Post World War II solar power witnessed a gradual boost in its popularity particularly in the USA. In 1958 solar power was used to operate space exploration paraphernalia like satellites and space stations, thus debuting as a commercial use.
In 1958 the Vanguard I space satellite used about one watt of photovoltaic cells to fuel its radios. Vanguard II, Explorer III and Sputnik 3 were also dispatched with photovoltaic driven systems. Regardless of wavering efforts to commercialize the solar cell during the 1950s and 60s, it met with success as far as operating satellites were concerned.
Through the 1960s to the 1980s, specialists considered powering under-developed parts of the world (which house the majority of the world’s population) with an integrated system of electricity. However this proved to be a rather ambitious project, particularly in terms of economy. This led the World Electrical Council (WEC) to put greater emphasis on the need to popularize the use of solar energy. This initiative met with considerable success in parts of Central America, West Indies and Mexico.
Between the years 1959 and 1970 there were many crucial debates about the effectiveness of solar cells and about the cut back in its costs. The productivity of the solar cells then was only 14% which was unequal to the high cost of cell production. A change in this situation was brought about by Exxon Corporation in the 1970s which built a resourceful solar panel that appeared to be low maintenance. This was yet another important landmark in the evolution of solar technology.
Many indigenous, but all equally important breakthroughs started coming about, for instance, the opening of the Solar Energy Research Institute in the USA in 1977. Paul Macready in 1981 built the first aircraft driven by solar energy. Almost 1600 cells were laid on its wings and the airliner flew from France to England successfully.
In the following year Australia designed the first solar run cars. 1999 saw the development of the largest (so far) solar power plant yielding more than 20 kilowatts. The same year also saw yet another breakthrough in the form of a solar cell with an almost revolutionary 36% photovoltaic effectiveness.
With the gradual lowering of the cost of solar cells, they have emerged as the cheapest power source for moderate electrical demands built away from utility lines that are placed underground.
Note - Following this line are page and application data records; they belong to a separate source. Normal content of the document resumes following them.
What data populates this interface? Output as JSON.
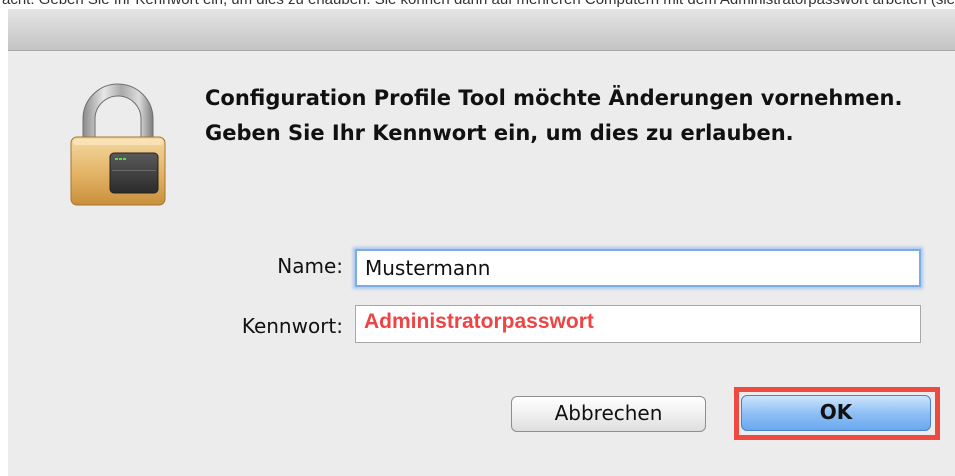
{
  "top_snippet": "acht. Geben Sie Ihr Kennwort ein, um dies zu erlauben. Sie können dann auf mehreren Computern mit dem Administratorpasswort arbeiten (siehe",
  "dialog": {
    "message": "Configuration Profile Tool möchte Änderungen vornehmen. Geben Sie Ihr Kennwort ein, um dies zu erlauben.",
    "name_label": "Name:",
    "name_value": "Mustermann",
    "password_label": "Kennwort:",
    "password_value": "Administratorpasswort",
    "cancel_label": "Abbrechen",
    "ok_label": "OK"
  },
  "colors": {
    "annotation_red": "#ef4a40",
    "password_text": "#ee4444",
    "focus_blue": "#7eaae5"
  },
  "icons": {
    "lock": "padlock-icon"
  }
}
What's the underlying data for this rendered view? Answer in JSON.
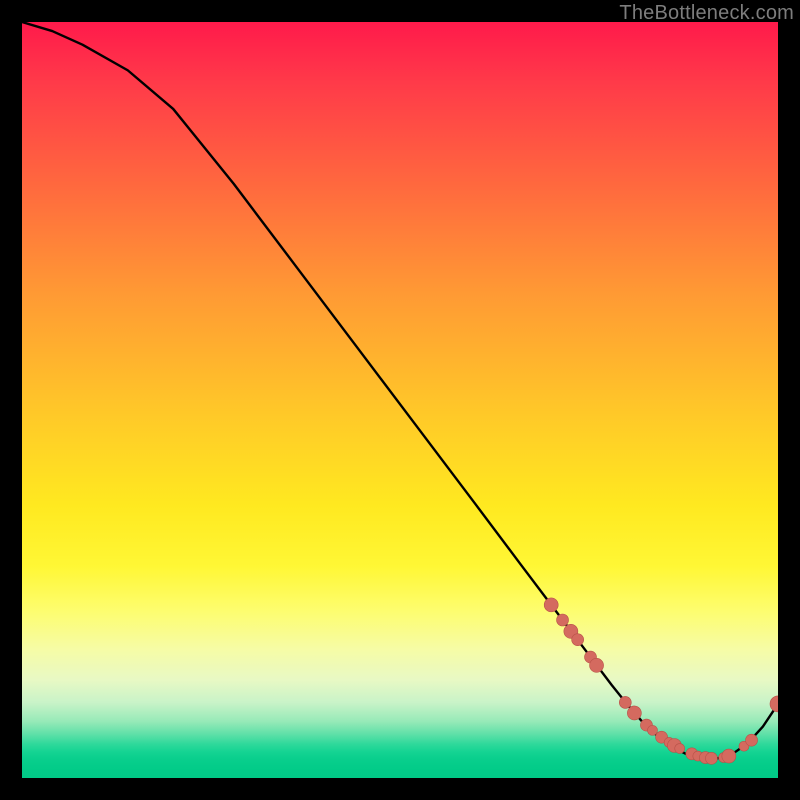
{
  "watermark": "TheBottleneck.com",
  "colors": {
    "background": "#000000",
    "curve": "#000000",
    "marker_fill": "#d46a5f",
    "marker_stroke": "#b85148"
  },
  "chart_data": {
    "type": "line",
    "title": "",
    "xlabel": "",
    "ylabel": "",
    "xlim": [
      0,
      100
    ],
    "ylim": [
      0,
      100
    ],
    "grid": false,
    "legend": false,
    "note": "Axes have no visible tick labels; values estimated from pixel positions on a 0-100 scale. y = bottleneck percentage (high=red, low=green).",
    "series": [
      {
        "name": "bottleneck-curve",
        "x": [
          0,
          4,
          8,
          14,
          20,
          28,
          36,
          44,
          52,
          60,
          66,
          70,
          74,
          78,
          80,
          82,
          84,
          86,
          88,
          90,
          92,
          94,
          96,
          98,
          100
        ],
        "y": [
          100,
          98.8,
          97.0,
          93.6,
          88.5,
          78.6,
          68.0,
          57.4,
          46.8,
          36.2,
          28.2,
          22.9,
          17.6,
          12.3,
          9.8,
          7.5,
          5.6,
          4.1,
          3.1,
          2.6,
          2.6,
          3.2,
          4.6,
          6.8,
          9.8
        ]
      }
    ],
    "markers": {
      "name": "highlighted-points",
      "x": [
        70.0,
        71.5,
        72.6,
        73.5,
        75.2,
        76.0,
        79.8,
        81.0,
        82.6,
        83.4,
        84.6,
        85.6,
        86.3,
        87.0,
        88.6,
        89.4,
        90.4,
        91.2,
        92.8,
        93.5,
        95.5,
        96.5,
        100.0
      ],
      "y": [
        22.9,
        20.9,
        19.4,
        18.3,
        16.0,
        14.9,
        10.0,
        8.6,
        7.0,
        6.3,
        5.4,
        4.7,
        4.3,
        3.9,
        3.2,
        2.9,
        2.7,
        2.6,
        2.7,
        2.9,
        4.2,
        5.0,
        9.8
      ],
      "radius": [
        7,
        6,
        7,
        6,
        6,
        7,
        6,
        7,
        6,
        5,
        6,
        5,
        7,
        5,
        6,
        5,
        6,
        6,
        5,
        7,
        5,
        6,
        8
      ]
    }
  }
}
The global financial meltdown of 2008 had negative repercussions on the solar industry when many countries, particularly Spain cheapened grants on continuing production of solar energy. Lack of publicity and marketing also saw the failure of some prominent solar companies.
However, the last few years have witnessed a vast investment in beneficial solar plants. Recently in 2012, the biggest recorded solar energy plant was constructed in China called the Golmud Solar Park and has an invested facility of 200 megawatts. But the Gujarat Solar Park in India is said to have exceeded its Chinese counterpart with an assemblage of solar plants distributed in the Gujarat state, displaying a collective invested capacity of 605 megawatts.
Thus, with solar energy, the world can boast of not only a pollution free eco-system but also a future that is safeguarded against global warming and many other forms of environmental threats.